Obviously, the appropriate amount of illumination is necessary, but the function of the room should dictate that requirement. Many choices today will not only accentuate the beauty of the home, but also generate significant savings on the electrical bill.
A home decorator will try to match the lighting source with the color scheme of the room. Many homeowners do not realize that lighting is also categorized by color temperature. Color temperature is the perceived color of the light and is measured in degrees Kelvin. Warm colors are perceived to have more reds and yellows while cooler temperatures extend into the blue and white ranges.
The color temperature of the lighting will affect the perceived color of the room décor. You can turn to nature for an example of this concept. If you place several differently colored objects in the yard and note their appearance at different times throughout the day, the colors will appear to change. This is a result of the change in color temperature of the light, caused by various factors such as atmospheric filtering.
Light color and rendering
The room’s color scheme should be considered when choosing the lighting color temperature. For example, if the room is decorated with oranges, browns and reds, the lighting should be at the warmer end of the scale. Blues and greens, however, are best illuminated by lighting at the cooler end of the scale. If the decorations include a wide range of colors, the lighting color temperature should fall in the middle of the spectrum. Remember that lumens measure brightness or intensity while color temperature refers to the color-rendering properties of the lighting. It is also good to note that the warmer color temperatures will appear to be less intense than the cooler temperatures.
Room-by-room lighting analysis
Every room in the home has specific lighting needs. You need to consider what the room will be used for as you decide what lighting to use.
Living room: The living room and other casual areas should be illuminated with warmer colors to create a calm and intimate setting ideal for socializing or relaxing.
Dining room: Formal dining areas will also benefit from warmer, less intense lighting.
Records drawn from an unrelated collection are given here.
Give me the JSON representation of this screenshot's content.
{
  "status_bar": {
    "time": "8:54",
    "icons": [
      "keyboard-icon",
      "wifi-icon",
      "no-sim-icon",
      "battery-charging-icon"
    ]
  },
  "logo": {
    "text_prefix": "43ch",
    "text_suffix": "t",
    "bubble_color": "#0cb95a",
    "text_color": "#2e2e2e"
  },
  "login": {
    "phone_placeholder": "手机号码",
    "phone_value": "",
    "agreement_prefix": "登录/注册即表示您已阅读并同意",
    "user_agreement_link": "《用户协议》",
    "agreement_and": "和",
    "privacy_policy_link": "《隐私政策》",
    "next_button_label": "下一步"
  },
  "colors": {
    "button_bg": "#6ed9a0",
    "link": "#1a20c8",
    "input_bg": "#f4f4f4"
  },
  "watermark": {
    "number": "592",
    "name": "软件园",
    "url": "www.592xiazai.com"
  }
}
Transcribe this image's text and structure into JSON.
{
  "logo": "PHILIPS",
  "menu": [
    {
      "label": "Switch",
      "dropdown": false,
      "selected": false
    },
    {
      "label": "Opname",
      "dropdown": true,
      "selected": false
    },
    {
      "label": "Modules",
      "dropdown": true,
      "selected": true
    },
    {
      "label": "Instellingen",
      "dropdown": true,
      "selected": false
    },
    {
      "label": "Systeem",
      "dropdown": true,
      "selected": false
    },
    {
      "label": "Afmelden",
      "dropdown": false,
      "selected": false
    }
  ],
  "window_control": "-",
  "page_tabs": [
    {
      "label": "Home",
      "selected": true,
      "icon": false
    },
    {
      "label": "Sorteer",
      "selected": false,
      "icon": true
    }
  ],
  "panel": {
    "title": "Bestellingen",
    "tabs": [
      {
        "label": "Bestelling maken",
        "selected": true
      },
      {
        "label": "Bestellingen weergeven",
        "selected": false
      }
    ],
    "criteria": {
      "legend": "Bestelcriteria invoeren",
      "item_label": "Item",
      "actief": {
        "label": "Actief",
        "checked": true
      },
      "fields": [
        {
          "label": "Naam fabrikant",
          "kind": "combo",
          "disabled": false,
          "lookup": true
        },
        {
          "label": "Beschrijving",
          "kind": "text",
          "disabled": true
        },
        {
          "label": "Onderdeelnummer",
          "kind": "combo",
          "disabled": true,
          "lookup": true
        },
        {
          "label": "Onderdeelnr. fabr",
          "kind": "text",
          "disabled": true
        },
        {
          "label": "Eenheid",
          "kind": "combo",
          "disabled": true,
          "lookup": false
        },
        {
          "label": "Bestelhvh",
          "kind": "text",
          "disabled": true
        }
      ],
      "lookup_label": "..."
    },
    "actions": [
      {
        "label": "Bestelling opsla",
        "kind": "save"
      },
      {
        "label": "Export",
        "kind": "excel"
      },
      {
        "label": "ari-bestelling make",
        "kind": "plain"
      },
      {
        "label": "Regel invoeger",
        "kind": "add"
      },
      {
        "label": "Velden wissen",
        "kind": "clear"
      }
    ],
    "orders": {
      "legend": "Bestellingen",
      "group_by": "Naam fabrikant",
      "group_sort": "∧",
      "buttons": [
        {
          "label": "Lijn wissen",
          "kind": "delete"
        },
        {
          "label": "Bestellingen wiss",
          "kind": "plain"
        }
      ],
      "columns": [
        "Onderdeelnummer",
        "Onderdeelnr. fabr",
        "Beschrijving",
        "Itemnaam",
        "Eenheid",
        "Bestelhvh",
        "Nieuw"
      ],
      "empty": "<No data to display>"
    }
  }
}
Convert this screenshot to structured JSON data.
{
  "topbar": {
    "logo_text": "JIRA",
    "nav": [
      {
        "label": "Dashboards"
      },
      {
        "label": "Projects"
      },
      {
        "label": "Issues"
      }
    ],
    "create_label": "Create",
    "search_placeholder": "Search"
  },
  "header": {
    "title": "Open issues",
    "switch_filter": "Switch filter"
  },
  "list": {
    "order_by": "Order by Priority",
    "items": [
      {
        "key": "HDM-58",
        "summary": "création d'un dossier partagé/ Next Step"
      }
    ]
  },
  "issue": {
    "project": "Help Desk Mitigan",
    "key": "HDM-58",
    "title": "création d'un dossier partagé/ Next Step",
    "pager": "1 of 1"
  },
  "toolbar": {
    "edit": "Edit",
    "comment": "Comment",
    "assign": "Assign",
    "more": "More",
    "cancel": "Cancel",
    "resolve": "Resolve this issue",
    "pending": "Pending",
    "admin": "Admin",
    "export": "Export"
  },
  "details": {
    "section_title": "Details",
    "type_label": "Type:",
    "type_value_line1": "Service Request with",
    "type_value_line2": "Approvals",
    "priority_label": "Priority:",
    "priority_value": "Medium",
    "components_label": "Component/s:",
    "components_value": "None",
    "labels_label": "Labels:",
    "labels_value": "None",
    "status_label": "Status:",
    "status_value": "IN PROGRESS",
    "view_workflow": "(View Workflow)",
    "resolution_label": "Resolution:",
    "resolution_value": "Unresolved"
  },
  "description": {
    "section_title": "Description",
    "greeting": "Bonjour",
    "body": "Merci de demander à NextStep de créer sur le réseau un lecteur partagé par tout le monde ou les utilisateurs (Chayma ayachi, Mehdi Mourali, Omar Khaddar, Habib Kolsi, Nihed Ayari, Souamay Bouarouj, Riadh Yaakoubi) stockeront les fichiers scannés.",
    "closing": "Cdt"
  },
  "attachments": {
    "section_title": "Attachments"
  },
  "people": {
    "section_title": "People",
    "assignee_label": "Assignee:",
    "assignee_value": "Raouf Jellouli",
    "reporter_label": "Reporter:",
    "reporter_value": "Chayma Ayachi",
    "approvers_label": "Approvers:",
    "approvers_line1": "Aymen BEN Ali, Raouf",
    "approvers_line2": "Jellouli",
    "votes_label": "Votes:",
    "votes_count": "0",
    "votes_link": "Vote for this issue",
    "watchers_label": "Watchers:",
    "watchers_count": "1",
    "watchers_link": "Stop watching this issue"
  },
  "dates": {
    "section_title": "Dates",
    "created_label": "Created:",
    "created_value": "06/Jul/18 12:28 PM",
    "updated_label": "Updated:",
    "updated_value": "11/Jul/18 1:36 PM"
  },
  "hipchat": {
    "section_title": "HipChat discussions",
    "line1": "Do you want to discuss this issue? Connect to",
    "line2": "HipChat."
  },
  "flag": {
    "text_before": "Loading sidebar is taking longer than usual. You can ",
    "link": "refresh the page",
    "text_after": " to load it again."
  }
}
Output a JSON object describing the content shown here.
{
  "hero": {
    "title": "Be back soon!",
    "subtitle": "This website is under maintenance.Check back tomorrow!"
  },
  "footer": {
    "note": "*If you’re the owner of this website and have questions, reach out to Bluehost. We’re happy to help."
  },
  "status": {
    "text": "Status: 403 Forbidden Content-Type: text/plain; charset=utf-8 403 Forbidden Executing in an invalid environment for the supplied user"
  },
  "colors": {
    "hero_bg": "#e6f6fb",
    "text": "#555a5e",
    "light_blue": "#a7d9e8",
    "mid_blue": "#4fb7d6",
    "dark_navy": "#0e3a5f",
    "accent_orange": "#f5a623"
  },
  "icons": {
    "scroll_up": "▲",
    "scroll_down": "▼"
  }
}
Many people choose to install a dimmer switch for manual manipulation of the room lighting.
Kitchens and home offices: These rooms should be brightly illuminated using bulbs with high lumen ratings. Kitchens will especially benefit from color temperatures in the mid to upper end of the cool color temperature range because it will render colors more accurately, and provide adequate lighting for cooking.
Home offices will benefit from the white or bright white range of the cool color temperatures because it will make reading, writing and other office tasks easier to accomplish by minimizing eyestrain. Other task-oriented areas, such as laundry rooms and workshops, should also use high-intensity illumination at a cool color temperature.
Multi-purpose rooms: Some rooms may require two or more lighting schemes. For example, the bathroom serves several purposes, from bathing to makeup application and grooming. The main, room lighting should employ a warmer color temperature. Grooming tasks might require a more intense light with color temperatures in the white to bright white range.
Hallways and stairways: These areas of the home are often illuminated by warm color lights from the ceiling. You can add motion sensitive lighting along the floor to prevent slips, and install LED night lights to provide additional support.